[Data records for software interfaces]
--

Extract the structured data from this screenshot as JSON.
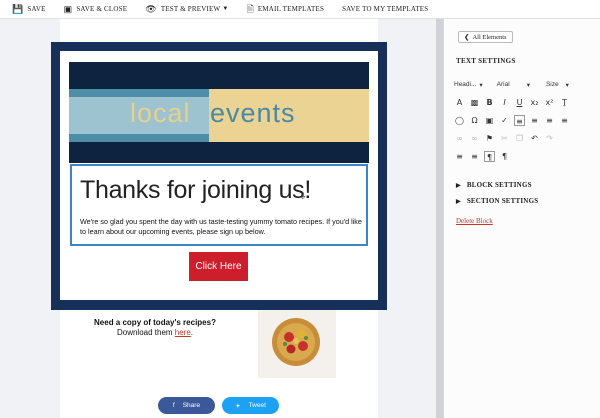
{
  "toolbar": {
    "items": [
      {
        "label": "SAVE",
        "icon": "floppy-disk-icon"
      },
      {
        "label": "SAVE & CLOSE",
        "icon": "save-close-icon"
      },
      {
        "label": "TEST & PREVIEW",
        "icon": "eye-icon"
      },
      {
        "label": "EMAIL TEMPLATES",
        "icon": "document-icon"
      },
      {
        "label": "SAVE TO MY TEMPLATES",
        "icon": ""
      }
    ]
  },
  "email": {
    "banner": {
      "word1": "local",
      "word2": "events"
    },
    "heading": "Thanks for joining us!",
    "body": "We're so glad you spent the day with us taste-testing yummy tomato recipes. If you'd like to learn about our upcoming events, please sign up below.",
    "cta_label": "Click Here",
    "recipe_line1": "Need a copy of today's recipes?",
    "recipe_line2_prefix": "Download them ",
    "recipe_link": "here",
    "recipe_line2_suffix": ".",
    "share_label": "Share",
    "tweet_label": "Tweet"
  },
  "panel": {
    "back_label": "All Elements",
    "text_settings": "TEXT SETTINGS",
    "style_select": "Headi...",
    "font_select": "Arial",
    "size_select": "Size",
    "block_settings": "BLOCK SETTINGS",
    "section_settings": "SECTION SETTINGS",
    "delete_label": "Delete Block"
  },
  "colors": {
    "modal_border": "#17305a",
    "cta": "#cc1e2b",
    "selection": "#3a87c8",
    "facebook": "#3b5998",
    "twitter": "#1da1f2"
  }
}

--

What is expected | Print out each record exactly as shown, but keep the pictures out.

Exercise response |
Extract the structured data from this screenshot as JSON.
{
  "toolbar": {
    "items": [
      {
        "label": "SAVE",
        "icon": "floppy-disk-icon"
      },
      {
        "label": "SAVE & CLOSE",
        "icon": "save-close-icon"
      },
      {
        "label": "TEST & PREVIEW",
        "icon": "eye-icon"
      },
      {
        "label": "EMAIL TEMPLATES",
        "icon": "document-icon"
      },
      {
        "label": "SAVE TO MY TEMPLATES",
        "icon": ""
      }
    ]
  },
  "email": {
    "banner": {
      "word1": "local",
      "word2": "events"
    },
    "heading": "Thanks for joining us!",
    "body": "We're so glad you spent the day with us taste-testing yummy tomato recipes. If you'd like to learn about our upcoming events, please sign up below.",
    "cta_label": "Click Here",
    "recipe_line1": "Need a copy of today's recipes?",
    "recipe_line2_prefix": "Download them ",
    "recipe_link": "here",
    "recipe_line2_suffix": ".",
    "share_label": "Share",
    "tweet_label": "Tweet"
  },
  "panel": {
    "back_label": "All Elements",
    "text_settings": "TEXT SETTINGS",
    "style_select": "Headi...",
    "font_select": "Arial",
    "size_select": "Size",
    "block_settings": "BLOCK SETTINGS",
    "section_settings": "SECTION SETTINGS",
    "delete_label": "Delete Block"
  },
  "colors": {
    "modal_border": "#17305a",
    "cta": "#cc1e2b",
    "selection": "#3a87c8",
    "facebook": "#3b5998",
    "twitter": "#1da1f2"
  }
}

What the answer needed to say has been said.